Director John McTiernan and his screenwriters, Jeb Stuart and Steven E. de Souza, did make several deliberate changes in Thorp’s story. They made the bad guys thieves masquerading as terrorists, while in Thorp’s version, the terrorists are terrorists. They made sure no one we care much about gets killed. Thorp is more ruthless. They made John McClane a wise-ass. In short, they lightened the story up. You never feel bad about anyone who’s killed in the movie. You never have to think about what the terrorists’ agenda might be, or if there’s any validity to it. Die Hard is an extraordinarily adroit story, but at heart it’s a thrill ride masquerading as a movie.

Nothing Lasts Forever doesn’t stint on action. Most of the movie’s plot points are lifted straight from the book. And the novel, like the movie, moves forward with a delightful relentlessness. I recently began rereading it to check a few details and looked up 70 pages later wondering where the time had gone.

In the end, though, the novel is much darker and more thoughtful, starting with the fact that Joe Leland is much older than John McClane. The novel takes place in the 70s, and numerous times we are reminded that Leland was an ace in World War II, which would put him in his 50s at least. He’s divorced and his ex wife is dead. The woman he wants to save in the story is his daughter, from whom he’s considerably more estranged than McClane is from Holly in the movie. And in the book, Leland isn’t even a cop anymore. He’s a security consultant.

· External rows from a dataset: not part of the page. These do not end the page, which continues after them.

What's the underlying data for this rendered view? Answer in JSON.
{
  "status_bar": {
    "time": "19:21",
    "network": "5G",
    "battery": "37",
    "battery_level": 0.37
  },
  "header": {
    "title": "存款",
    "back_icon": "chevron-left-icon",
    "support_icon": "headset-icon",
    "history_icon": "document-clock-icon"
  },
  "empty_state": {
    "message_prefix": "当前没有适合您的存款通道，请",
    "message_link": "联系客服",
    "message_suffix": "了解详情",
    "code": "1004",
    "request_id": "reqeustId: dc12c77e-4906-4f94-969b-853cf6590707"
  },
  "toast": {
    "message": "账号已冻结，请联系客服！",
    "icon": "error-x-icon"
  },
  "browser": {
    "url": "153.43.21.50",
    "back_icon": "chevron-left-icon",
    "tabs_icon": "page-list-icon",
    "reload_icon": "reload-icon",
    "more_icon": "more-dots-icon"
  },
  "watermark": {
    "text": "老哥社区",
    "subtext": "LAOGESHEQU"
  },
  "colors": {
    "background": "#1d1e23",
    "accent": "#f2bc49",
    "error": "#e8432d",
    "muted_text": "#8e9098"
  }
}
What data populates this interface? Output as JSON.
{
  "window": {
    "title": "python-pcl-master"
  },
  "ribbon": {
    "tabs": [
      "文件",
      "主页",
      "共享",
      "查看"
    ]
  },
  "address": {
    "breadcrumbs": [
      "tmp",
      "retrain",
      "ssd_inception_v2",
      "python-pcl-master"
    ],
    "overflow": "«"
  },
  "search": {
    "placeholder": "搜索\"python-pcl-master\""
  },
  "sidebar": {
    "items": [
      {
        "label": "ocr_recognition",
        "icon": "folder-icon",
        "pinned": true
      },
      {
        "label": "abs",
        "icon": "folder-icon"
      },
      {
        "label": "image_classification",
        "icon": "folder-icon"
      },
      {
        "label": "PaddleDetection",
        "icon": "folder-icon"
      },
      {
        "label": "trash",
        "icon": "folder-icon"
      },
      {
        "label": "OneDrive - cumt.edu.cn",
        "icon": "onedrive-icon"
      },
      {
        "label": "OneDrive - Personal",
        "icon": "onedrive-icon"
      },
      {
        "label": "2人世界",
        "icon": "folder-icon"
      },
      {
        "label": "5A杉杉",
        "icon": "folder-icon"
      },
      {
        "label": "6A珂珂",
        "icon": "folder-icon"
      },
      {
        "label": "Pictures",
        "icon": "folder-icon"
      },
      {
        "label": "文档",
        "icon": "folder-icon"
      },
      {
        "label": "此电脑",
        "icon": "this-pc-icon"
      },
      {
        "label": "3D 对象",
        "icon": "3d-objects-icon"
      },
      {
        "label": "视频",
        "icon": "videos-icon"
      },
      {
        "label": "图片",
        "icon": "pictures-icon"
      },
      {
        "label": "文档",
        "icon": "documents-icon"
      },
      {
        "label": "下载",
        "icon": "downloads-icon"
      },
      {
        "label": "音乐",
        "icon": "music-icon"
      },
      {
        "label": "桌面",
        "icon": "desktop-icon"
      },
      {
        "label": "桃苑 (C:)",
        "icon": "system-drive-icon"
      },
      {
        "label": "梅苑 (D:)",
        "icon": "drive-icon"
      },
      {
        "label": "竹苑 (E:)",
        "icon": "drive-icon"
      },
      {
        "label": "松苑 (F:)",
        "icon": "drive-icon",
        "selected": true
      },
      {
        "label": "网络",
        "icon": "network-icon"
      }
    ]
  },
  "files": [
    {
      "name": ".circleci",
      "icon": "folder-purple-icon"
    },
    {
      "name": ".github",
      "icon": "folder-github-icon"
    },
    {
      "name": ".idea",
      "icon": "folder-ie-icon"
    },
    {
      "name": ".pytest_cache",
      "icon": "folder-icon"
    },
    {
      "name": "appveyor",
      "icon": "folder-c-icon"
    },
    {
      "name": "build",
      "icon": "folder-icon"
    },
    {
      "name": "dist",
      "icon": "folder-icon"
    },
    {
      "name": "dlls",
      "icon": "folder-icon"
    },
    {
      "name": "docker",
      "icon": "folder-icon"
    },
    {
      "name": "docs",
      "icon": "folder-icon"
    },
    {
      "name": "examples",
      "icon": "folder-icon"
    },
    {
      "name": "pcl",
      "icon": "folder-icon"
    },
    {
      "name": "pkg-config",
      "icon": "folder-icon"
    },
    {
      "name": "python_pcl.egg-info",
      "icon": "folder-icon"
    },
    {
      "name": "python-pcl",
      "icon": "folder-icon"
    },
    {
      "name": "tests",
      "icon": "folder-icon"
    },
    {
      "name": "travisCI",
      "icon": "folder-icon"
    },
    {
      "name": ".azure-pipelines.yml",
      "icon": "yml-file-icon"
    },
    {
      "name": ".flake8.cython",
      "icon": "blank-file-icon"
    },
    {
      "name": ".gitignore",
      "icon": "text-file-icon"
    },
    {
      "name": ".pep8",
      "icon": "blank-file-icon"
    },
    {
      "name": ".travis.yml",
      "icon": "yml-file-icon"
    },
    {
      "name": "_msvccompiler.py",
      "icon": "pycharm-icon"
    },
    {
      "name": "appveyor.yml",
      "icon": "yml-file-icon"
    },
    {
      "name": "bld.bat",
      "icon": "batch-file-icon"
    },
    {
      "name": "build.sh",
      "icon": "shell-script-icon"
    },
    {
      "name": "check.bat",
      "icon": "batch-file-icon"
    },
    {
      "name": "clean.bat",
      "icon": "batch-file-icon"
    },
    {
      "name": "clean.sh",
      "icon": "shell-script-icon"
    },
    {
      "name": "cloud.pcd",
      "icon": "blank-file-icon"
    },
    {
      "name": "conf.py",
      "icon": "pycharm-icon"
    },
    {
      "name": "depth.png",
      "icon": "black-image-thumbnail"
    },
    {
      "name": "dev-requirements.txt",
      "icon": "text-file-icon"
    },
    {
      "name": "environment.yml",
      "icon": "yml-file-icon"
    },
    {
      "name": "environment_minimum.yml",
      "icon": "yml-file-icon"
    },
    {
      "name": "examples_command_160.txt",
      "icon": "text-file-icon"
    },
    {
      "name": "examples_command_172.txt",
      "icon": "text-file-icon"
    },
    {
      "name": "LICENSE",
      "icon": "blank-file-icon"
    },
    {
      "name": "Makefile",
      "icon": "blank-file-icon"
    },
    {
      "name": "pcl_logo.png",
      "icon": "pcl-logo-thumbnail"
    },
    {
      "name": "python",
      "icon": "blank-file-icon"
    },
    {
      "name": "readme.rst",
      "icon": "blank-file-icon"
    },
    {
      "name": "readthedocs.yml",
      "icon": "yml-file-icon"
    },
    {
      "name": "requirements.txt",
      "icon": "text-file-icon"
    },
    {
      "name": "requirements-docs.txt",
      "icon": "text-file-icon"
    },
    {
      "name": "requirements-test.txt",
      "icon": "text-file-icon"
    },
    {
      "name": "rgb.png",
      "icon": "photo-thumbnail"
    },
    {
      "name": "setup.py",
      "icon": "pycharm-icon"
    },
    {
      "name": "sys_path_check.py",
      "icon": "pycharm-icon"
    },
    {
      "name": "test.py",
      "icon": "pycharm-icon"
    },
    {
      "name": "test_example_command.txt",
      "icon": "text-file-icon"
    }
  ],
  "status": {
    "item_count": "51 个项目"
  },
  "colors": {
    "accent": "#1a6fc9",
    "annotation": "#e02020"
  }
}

A lot of what happens in Nothing Lasts Forever isn’t filmable because it takes place in Leland’s mind, and that mind is a very dark place. In every way that counts, Leland is alone. He’s by himself when the story begins—flying alone on Christmas Eve, how alone is that? He’s no longer a cop, no longer a member of any collegial staff or workforce. He’s single, and suddenly he’s in California, where he feels out of place.

As the action escalates, he feels even more solitary. He knows he can’t trust the terrorists, but he can’t even tell if he can trust the cops, or the media, or anyone but himself. And he’s not even sure about that. Paranoia is a major player in the novel.

In the movie, John McClane was like Wile E. Coyote. No matter how many times he got blown up, he dusted himself off and went back to killing bad guys. Every time Joe Leland climbs another flight of stairs, he feels his age a little more. He is, not to put too fine a point on it, a desperate man. And a sad one.

Near the end of the story, Leland reflects: “No forgiveness—never any forgiveness in life. What did it say of a man, if he outlived all the women who had ever loved him? A man like him, with a gun in his hand? What did a gun mean, except death?”

Die Hard ends with John McClane reunited with his wife in the back of a limo while Bing Crosby sings “Let It Snow.” But long before that, Die Hard was a novel called Nothing Last Forever, and a very good novel at that. Now you know.